**RAW DATA**

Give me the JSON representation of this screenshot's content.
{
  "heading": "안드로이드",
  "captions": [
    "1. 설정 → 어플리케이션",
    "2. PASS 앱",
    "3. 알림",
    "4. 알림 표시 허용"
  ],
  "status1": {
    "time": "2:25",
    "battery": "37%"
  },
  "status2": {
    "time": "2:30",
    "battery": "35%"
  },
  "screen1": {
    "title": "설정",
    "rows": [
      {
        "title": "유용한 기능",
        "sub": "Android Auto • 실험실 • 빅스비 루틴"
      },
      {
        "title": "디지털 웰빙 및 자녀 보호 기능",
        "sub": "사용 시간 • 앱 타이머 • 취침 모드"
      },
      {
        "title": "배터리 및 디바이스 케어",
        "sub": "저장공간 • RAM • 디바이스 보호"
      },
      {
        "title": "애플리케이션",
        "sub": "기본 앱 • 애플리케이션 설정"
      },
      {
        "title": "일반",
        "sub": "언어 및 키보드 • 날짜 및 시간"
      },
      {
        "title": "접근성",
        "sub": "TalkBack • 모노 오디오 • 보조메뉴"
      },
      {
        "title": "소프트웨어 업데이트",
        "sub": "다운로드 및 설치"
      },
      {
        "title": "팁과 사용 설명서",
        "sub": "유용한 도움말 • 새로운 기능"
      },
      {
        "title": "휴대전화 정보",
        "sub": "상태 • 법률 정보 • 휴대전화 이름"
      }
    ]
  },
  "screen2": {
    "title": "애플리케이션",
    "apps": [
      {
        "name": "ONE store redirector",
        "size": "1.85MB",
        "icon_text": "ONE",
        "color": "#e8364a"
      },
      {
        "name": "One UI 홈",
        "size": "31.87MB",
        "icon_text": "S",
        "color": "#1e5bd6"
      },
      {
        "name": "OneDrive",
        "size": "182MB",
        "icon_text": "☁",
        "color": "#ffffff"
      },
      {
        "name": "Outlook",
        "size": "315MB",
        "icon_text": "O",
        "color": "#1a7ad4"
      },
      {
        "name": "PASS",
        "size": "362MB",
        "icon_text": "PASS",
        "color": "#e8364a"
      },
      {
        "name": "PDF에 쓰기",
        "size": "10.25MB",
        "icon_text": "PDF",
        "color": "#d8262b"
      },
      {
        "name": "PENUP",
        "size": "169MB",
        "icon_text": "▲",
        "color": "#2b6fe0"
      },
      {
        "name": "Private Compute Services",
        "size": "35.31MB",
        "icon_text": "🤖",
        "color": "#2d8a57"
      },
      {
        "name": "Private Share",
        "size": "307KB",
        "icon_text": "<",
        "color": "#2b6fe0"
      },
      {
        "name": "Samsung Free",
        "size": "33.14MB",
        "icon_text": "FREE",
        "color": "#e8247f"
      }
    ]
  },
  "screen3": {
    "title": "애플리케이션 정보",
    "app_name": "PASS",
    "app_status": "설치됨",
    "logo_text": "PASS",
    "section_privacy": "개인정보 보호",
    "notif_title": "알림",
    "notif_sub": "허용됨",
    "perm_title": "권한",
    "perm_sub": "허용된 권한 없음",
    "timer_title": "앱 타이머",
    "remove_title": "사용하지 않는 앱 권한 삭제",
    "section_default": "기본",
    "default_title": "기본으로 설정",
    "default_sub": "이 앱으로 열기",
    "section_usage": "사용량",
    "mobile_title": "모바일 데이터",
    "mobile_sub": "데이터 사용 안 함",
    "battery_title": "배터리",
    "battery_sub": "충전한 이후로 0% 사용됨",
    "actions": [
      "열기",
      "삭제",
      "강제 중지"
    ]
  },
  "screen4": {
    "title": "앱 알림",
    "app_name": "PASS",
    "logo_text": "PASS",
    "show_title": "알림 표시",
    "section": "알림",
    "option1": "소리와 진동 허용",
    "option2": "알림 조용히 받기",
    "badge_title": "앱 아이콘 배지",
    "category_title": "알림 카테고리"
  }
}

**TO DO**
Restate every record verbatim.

**COMPLETED EXERCISE**
Give me the JSON representation of this screenshot's content.
{
  "heading": "안드로이드",
  "captions": [
    "1. 설정 → 어플리케이션",
    "2. PASS 앱",
    "3. 알림",
    "4. 알림 표시 허용"
  ],
  "status1": {
    "time": "2:25",
    "battery": "37%"
  },
  "status2": {
    "time": "2:30",
    "battery": "35%"
  },
  "screen1": {
    "title": "설정",
    "rows": [
      {
        "title": "유용한 기능",
        "sub": "Android Auto • 실험실 • 빅스비 루틴"
      },
      {
        "title": "디지털 웰빙 및 자녀 보호 기능",
        "sub": "사용 시간 • 앱 타이머 • 취침 모드"
      },
      {
        "title": "배터리 및 디바이스 케어",
        "sub": "저장공간 • RAM • 디바이스 보호"
      },
      {
        "title": "애플리케이션",
        "sub": "기본 앱 • 애플리케이션 설정"
      },
      {
        "title": "일반",
        "sub": "언어 및 키보드 • 날짜 및 시간"
      },
      {
        "title": "접근성",
        "sub": "TalkBack • 모노 오디오 • 보조메뉴"
      },
      {
        "title": "소프트웨어 업데이트",
        "sub": "다운로드 및 설치"
      },
      {
        "title": "팁과 사용 설명서",
        "sub": "유용한 도움말 • 새로운 기능"
      },
      {
        "title": "휴대전화 정보",
        "sub": "상태 • 법률 정보 • 휴대전화 이름"
      }
    ]
  },
  "screen2": {
    "title": "애플리케이션",
    "apps": [
      {
        "name": "ONE store redirector",
        "size": "1.85MB",
        "icon_text": "ONE",
        "color": "#e8364a"
      },
      {
        "name": "One UI 홈",
        "size": "31.87MB",
        "icon_text": "S",
        "color": "#1e5bd6"
      },
      {
        "name": "OneDrive",
        "size": "182MB",
        "icon_text": "☁",
        "color": "#ffffff"
      },
      {
        "name": "Outlook",
        "size": "315MB",
        "icon_text": "O",
        "color": "#1a7ad4"
      },
      {
        "name": "PASS",
        "size": "362MB",
        "icon_text": "PASS",
        "color": "#e8364a"
      },
      {
        "name": "PDF에 쓰기",
        "size": "10.25MB",
        "icon_text": "PDF",
        "color": "#d8262b"
      },
      {
        "name": "PENUP",
        "size": "169MB",
        "icon_text": "▲",
        "color": "#2b6fe0"
      },
      {
        "name": "Private Compute Services",
        "size": "35.31MB",
        "icon_text": "🤖",
        "color": "#2d8a57"
      },
      {
        "name": "Private Share",
        "size": "307KB",
        "icon_text": "<",
        "color": "#2b6fe0"
      },
      {
        "name": "Samsung Free",
        "size": "33.14MB",
        "icon_text": "FREE",
        "color": "#e8247f"
      }
    ]
  },
  "screen3": {
    "title": "애플리케이션 정보",
    "app_name": "PASS",
    "app_status": "설치됨",
    "logo_text": "PASS",
    "section_privacy": "개인정보 보호",
    "notif_title": "알림",
    "notif_sub": "허용됨",
    "perm_title": "권한",
    "perm_sub": "허용된 권한 없음",
    "timer_title": "앱 타이머",
    "remove_title": "사용하지 않는 앱 권한 삭제",
    "section_default": "기본",
    "default_title": "기본으로 설정",
    "default_sub": "이 앱으로 열기",
    "section_usage": "사용량",
    "mobile_title": "모바일 데이터",
    "mobile_sub": "데이터 사용 안 함",
    "battery_title": "배터리",
    "battery_sub": "충전한 이후로 0% 사용됨",
    "actions": [
      "열기",
      "삭제",
      "강제 중지"
    ]
  },
  "screen4": {
    "title": "앱 알림",
    "app_name": "PASS",
    "logo_text": "PASS",
    "show_title": "알림 표시",
    "section": "알림",
    "option1": "소리와 진동 허용",
    "option2": "알림 조용히 받기",
    "badge_title": "앱 아이콘 배지",
    "category_title": "알림 카테고리"
  }
}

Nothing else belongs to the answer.